**ABOUT THIS TASK:** All of the entries below should be printed exactly; the pictures are to be left out.

(Page and application data records)
>>

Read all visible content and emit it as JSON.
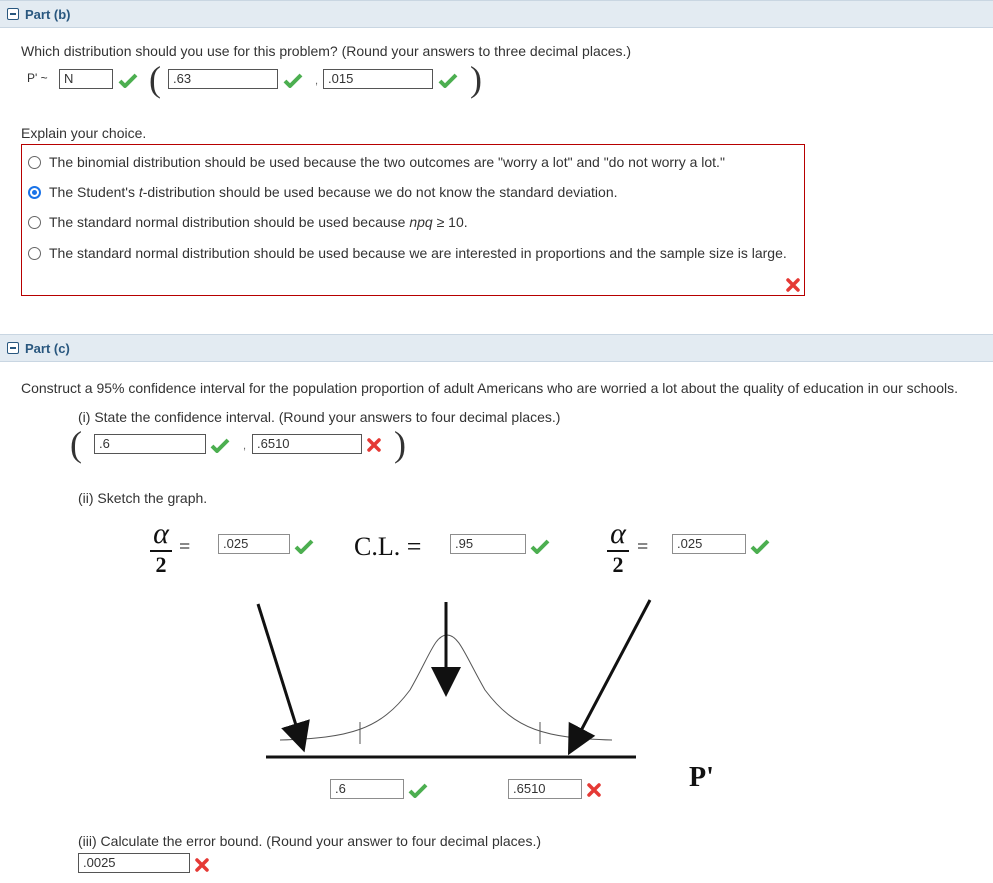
{
  "part_b": {
    "header": "Part (b)",
    "question": "Which distribution should you use for this problem? (Round your answers to three decimal places.)",
    "p_label": "P' ~",
    "dist_value": "N",
    "mean_value": ".63",
    "sd_value": ".015",
    "comma": ",",
    "explain_label": "Explain your choice.",
    "choices": [
      {
        "text": "The binomial distribution should be used because the two outcomes are \"worry a lot\" and \"do not worry a lot.\"",
        "selected": false
      },
      {
        "text_before": "The Student's ",
        "text_em": "t",
        "text_after": "-distribution should be used because we do not know the standard deviation.",
        "selected": true
      },
      {
        "text_before": "The standard normal distribution should be used because ",
        "text_em": "npq",
        "text_after": " ≥ 10.",
        "selected": false
      },
      {
        "text": "The standard normal distribution should be used because we are interested in proportions and the sample size is large.",
        "selected": false
      }
    ]
  },
  "part_c": {
    "header": "Part (c)",
    "question": "Construct a 95% confidence interval for the population proportion of adult Americans who are worried a lot about the quality of education in our schools.",
    "sub_i": "(i) State the confidence interval. (Round your answers to four decimal places.)",
    "ci_lower": ".6",
    "ci_upper": ".6510",
    "comma": ",",
    "sub_ii": "(ii) Sketch the graph.",
    "alpha_symbol": "α",
    "two": "2",
    "equals": "=",
    "left_tail": ".025",
    "cl_label": "C.L. =",
    "cl_value": ".95",
    "right_tail": ".025",
    "graph_lower": ".6",
    "graph_upper": ".6510",
    "axis_label": "P'",
    "sub_iii": "(iii) Calculate the error bound. (Round your answer to four decimal places.)",
    "error_bound": ".0025"
  },
  "colors": {
    "header_bg": "#e3ebf2",
    "header_text": "#29577f",
    "correct": "#4caf50",
    "incorrect": "#e53935",
    "selected_radio": "#1a73e8"
  }
}
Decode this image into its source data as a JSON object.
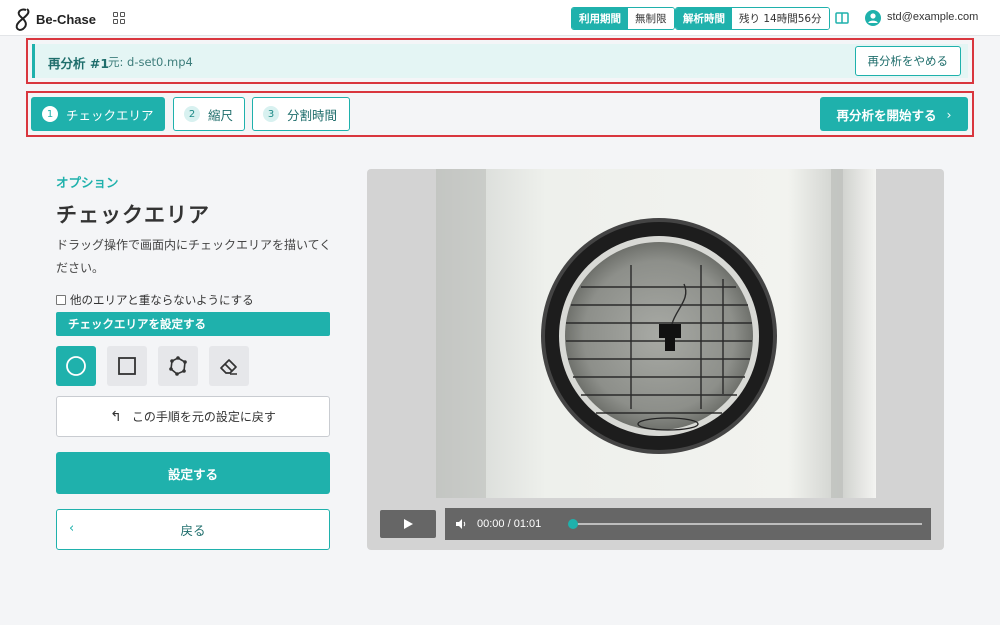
{
  "header": {
    "logo_text": "Be-Chase",
    "usage_period_label": "利用期間",
    "usage_period_value": "無制限",
    "analysis_time_label": "解析時間",
    "analysis_time_value": "残り 14時間56分",
    "user_email": "std@example.com"
  },
  "reanalysis": {
    "title": "再分析 #1",
    "source": "元: d-set0.mp4",
    "stop_button": "再分析をやめる"
  },
  "steps": {
    "items": [
      {
        "num": "1",
        "label": "チェックエリア",
        "active": true
      },
      {
        "num": "2",
        "label": "縮尺",
        "active": false
      },
      {
        "num": "3",
        "label": "分割時間",
        "active": false
      }
    ],
    "start_button": "再分析を開始する",
    "start_chevron": "›"
  },
  "panel": {
    "section_label": "オプション",
    "title": "チェックエリア",
    "description": "ドラッグ操作で画面内にチェックエリアを描いてください。",
    "no_overlap_checkbox": "他のエリアと重ならないようにする",
    "no_overlap_checked": false,
    "set_area_label": "チェックエリアを設定する",
    "tools": [
      {
        "icon": "circle-icon",
        "active": true
      },
      {
        "icon": "square-icon",
        "active": false
      },
      {
        "icon": "polygon-icon",
        "active": false
      },
      {
        "icon": "eraser-icon",
        "active": false
      }
    ],
    "reset_button": "この手順を元の設定に戻す",
    "set_button": "設定する",
    "back_button": "戻る",
    "back_chevron": "‹"
  },
  "video": {
    "time": "00:00 / 01:01",
    "progress": 0
  },
  "colors": {
    "accent": "#1fb1ac",
    "highlight_border": "#d9363e"
  }
}
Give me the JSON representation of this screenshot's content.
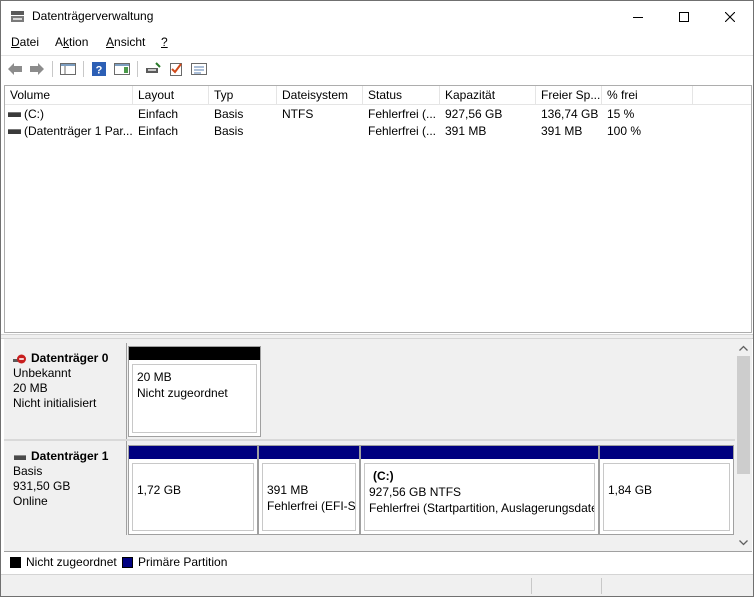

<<

**WRITTEN RESPONSE:**
Read all visible content and emit it as JSON.
{
  "part_b": {
    "header": "Part (b)",
    "question": "Which distribution should you use for this problem? (Round your answers to three decimal places.)",
    "p_label": "P' ~",
    "dist_value": "N",
    "mean_value": ".63",
    "sd_value": ".015",
    "comma": ",",
    "explain_label": "Explain your choice.",
    "choices": [
      {
        "text": "The binomial distribution should be used because the two outcomes are \"worry a lot\" and \"do not worry a lot.\"",
        "selected": false
      },
      {
        "text_before": "The Student's ",
        "text_em": "t",
        "text_after": "-distribution should be used because we do not know the standard deviation.",
        "selected": true
      },
      {
        "text_before": "The standard normal distribution should be used because ",
        "text_em": "npq",
        "text_after": " ≥ 10.",
        "selected": false
      },
      {
        "text": "The standard normal distribution should be used because we are interested in proportions and the sample size is large.",
        "selected": false
      }
    ]
  },
  "part_c": {
    "header": "Part (c)",
    "question": "Construct a 95% confidence interval for the population proportion of adult Americans who are worried a lot about the quality of education in our schools.",
    "sub_i": "(i) State the confidence interval. (Round your answers to four decimal places.)",
    "ci_lower": ".6",
    "ci_upper": ".6510",
    "comma": ",",
    "sub_ii": "(ii) Sketch the graph.",
    "alpha_symbol": "α",
    "two": "2",
    "equals": "=",
    "left_tail": ".025",
    "cl_label": "C.L. =",
    "cl_value": ".95",
    "right_tail": ".025",
    "graph_lower": ".6",
    "graph_upper": ".6510",
    "axis_label": "P'",
    "sub_iii": "(iii) Calculate the error bound. (Round your answer to four decimal places.)",
    "error_bound": ".0025"
  },
  "colors": {
    "header_bg": "#e3ebf2",
    "header_text": "#29577f",
    "correct": "#4caf50",
    "incorrect": "#e53935",
    "selected_radio": "#1a73e8"
  }
}
Decode this image into its source data as a JSON object.
{
  "header": {
    "logo_text": "Be-Chase",
    "usage_period_label": "利用期間",
    "usage_period_value": "無制限",
    "analysis_time_label": "解析時間",
    "analysis_time_value": "残り 14時間56分",
    "user_email": "std@example.com"
  },
  "reanalysis": {
    "title": "再分析 #1",
    "source": "元: d-set0.mp4",
    "stop_button": "再分析をやめる"
  },
  "steps": {
    "items": [
      {
        "num": "1",
        "label": "チェックエリア",
        "active": true
      },
      {
        "num": "2",
        "label": "縮尺",
        "active": false
      },
      {
        "num": "3",
        "label": "分割時間",
        "active": false
      }
    ],
    "start_button": "再分析を開始する",
    "start_chevron": "›"
  },
  "panel": {
    "section_label": "オプション",
    "title": "チェックエリア",
    "description": "ドラッグ操作で画面内にチェックエリアを描いてください。",
    "no_overlap_checkbox": "他のエリアと重ならないようにする",
    "no_overlap_checked": false,
    "set_area_label": "チェックエリアを設定する",
    "tools": [
      {
        "icon": "circle-icon",
        "active": true
      },
      {
        "icon": "square-icon",
        "active": false
      },
      {
        "icon": "polygon-icon",
        "active": false
      },
      {
        "icon": "eraser-icon",
        "active": false
      }
    ],
    "reset_button": "この手順を元の設定に戻す",
    "set_button": "設定する",
    "back_button": "戻る",
    "back_chevron": "‹"
  },
  "video": {
    "time": "00:00 / 01:01",
    "progress": 0
  },
  "colors": {
    "accent": "#1fb1ac",
    "highlight_border": "#d9363e"
  }
}
Give me the JSON representation of this screenshot's content.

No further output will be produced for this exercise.